Stored data
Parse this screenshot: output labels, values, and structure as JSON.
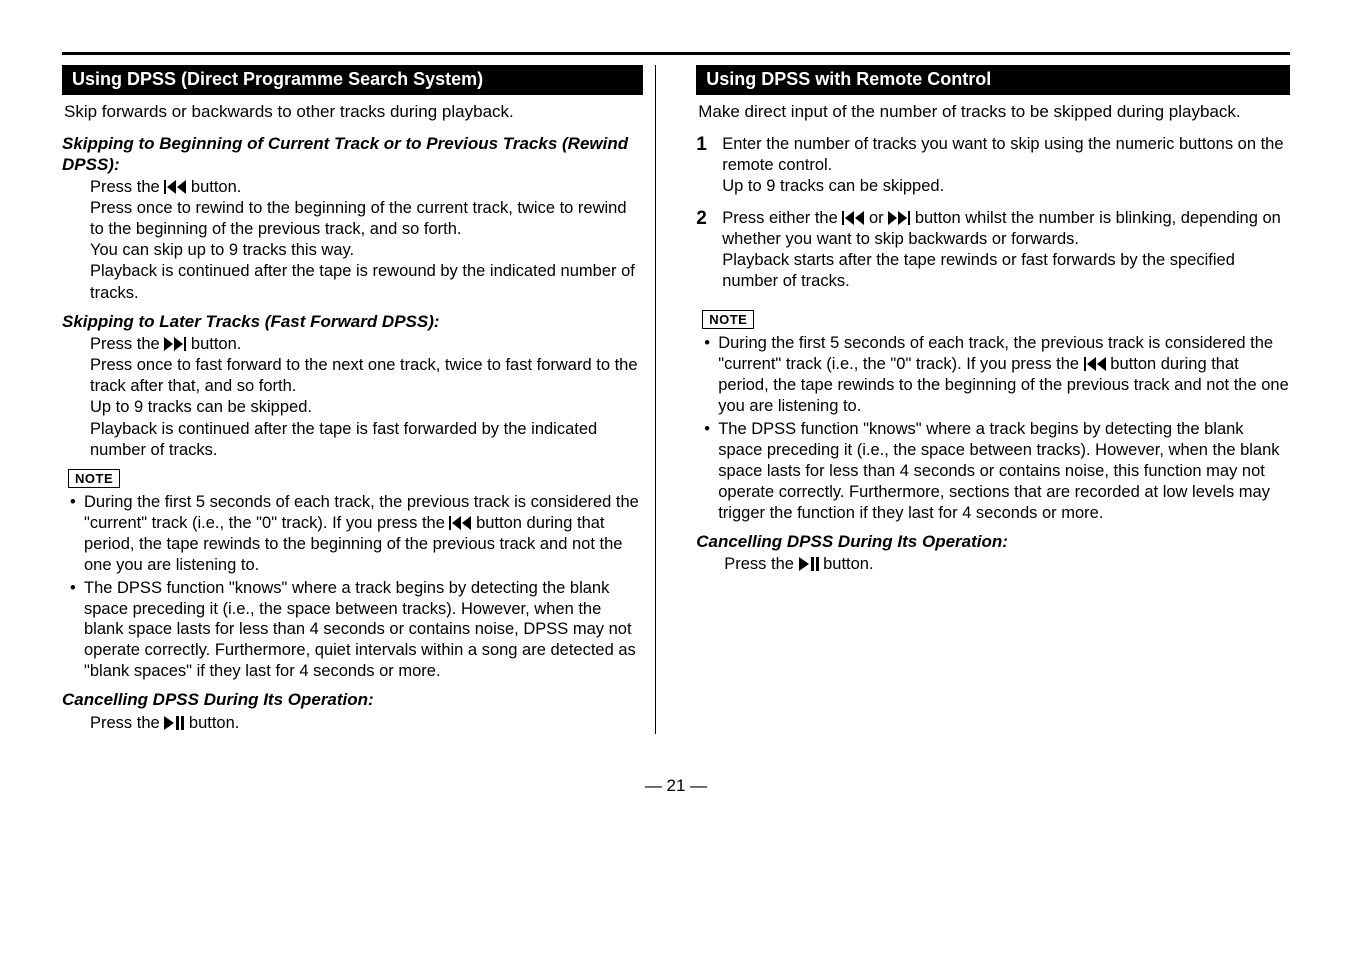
{
  "left": {
    "bar": "Using DPSS (Direct Programme Search System)",
    "lead": "Skip forwards or backwards to other tracks during playback.",
    "s1_h": "Skipping to Beginning of Current Track or to Previous Tracks (Rewind DPSS):",
    "s1_p1a": "Press the ",
    "s1_p1b": " button.",
    "s1_p2": "Press once to rewind to the beginning of the current track, twice to rewind to the beginning of the previous track, and so forth.",
    "s1_p3": "You can skip up to 9 tracks this way.",
    "s1_p4": "Playback is continued after the tape is rewound by the indicated number of tracks.",
    "s2_h": "Skipping to Later Tracks (Fast Forward DPSS):",
    "s2_p1a": "Press the ",
    "s2_p1b": " button.",
    "s2_p2": "Press once to fast forward to the next one track, twice to fast forward to the track after that, and so forth.",
    "s2_p3": "Up to 9 tracks can be skipped.",
    "s2_p4": "Playback is continued after the tape is fast forwarded by the indicated number of tracks.",
    "note_label": "NOTE",
    "n1a": "During the first 5 seconds of each track, the previous track is considered the \"current\" track (i.e., the \"0\" track). If you press the ",
    "n1b": " button during that period, the tape rewinds to the beginning of the previous track and not the one you are listening to.",
    "n2": "The DPSS function \"knows\" where a track begins by detecting the blank space preceding it (i.e., the space between tracks). However, when the blank space lasts for less than 4 seconds or contains noise, DPSS may not operate correctly. Furthermore, quiet intervals within a song are detected as \"blank spaces\" if they last for 4 seconds or more.",
    "cancel_h": "Cancelling DPSS During Its Operation:",
    "cancel_a": "Press the ",
    "cancel_b": " button."
  },
  "right": {
    "bar": "Using DPSS with Remote Control",
    "lead": "Make direct input of the number of tracks to be skipped during playback.",
    "step1_num": "1",
    "step1_t1": "Enter the number of tracks you want to skip using the numeric buttons on the remote control.",
    "step1_t2": "Up to 9 tracks can be skipped.",
    "step2_num": "2",
    "step2_t1a": "Press either the ",
    "step2_t1b": " or ",
    "step2_t1c": " button whilst the number is blinking, depending on whether you want to skip backwards or forwards.",
    "step2_t2": "Playback starts after the tape rewinds or fast forwards by the specified number of tracks.",
    "note_label": "NOTE",
    "n1a": "During the first 5 seconds of each track, the previous track is considered the \"current\" track (i.e., the \"0\" track). If you press the ",
    "n1b": " button during that period, the tape rewinds to the beginning of the previous track and not the one you are listening to.",
    "n2": "The DPSS function \"knows\" where a track begins by detecting the blank space preceding it (i.e., the space between tracks). However, when the blank space lasts for less than 4 seconds or contains noise, this function may not operate correctly. Furthermore, sections that are recorded at low levels may trigger the function if they last for 4 seconds or more.",
    "cancel_h": "Cancelling DPSS During Its Operation:",
    "cancel_a": "Press the ",
    "cancel_b": " button."
  },
  "page_number": "— 21 —"
}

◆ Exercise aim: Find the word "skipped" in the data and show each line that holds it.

◆ Reply:
    "s2_p3": "Up to 9 tracks can be skipped.",
    "lead": "Make direct input of the number of tracks to be skipped during playback.",
    "step1_t2": "Up to 9 tracks can be skipped.",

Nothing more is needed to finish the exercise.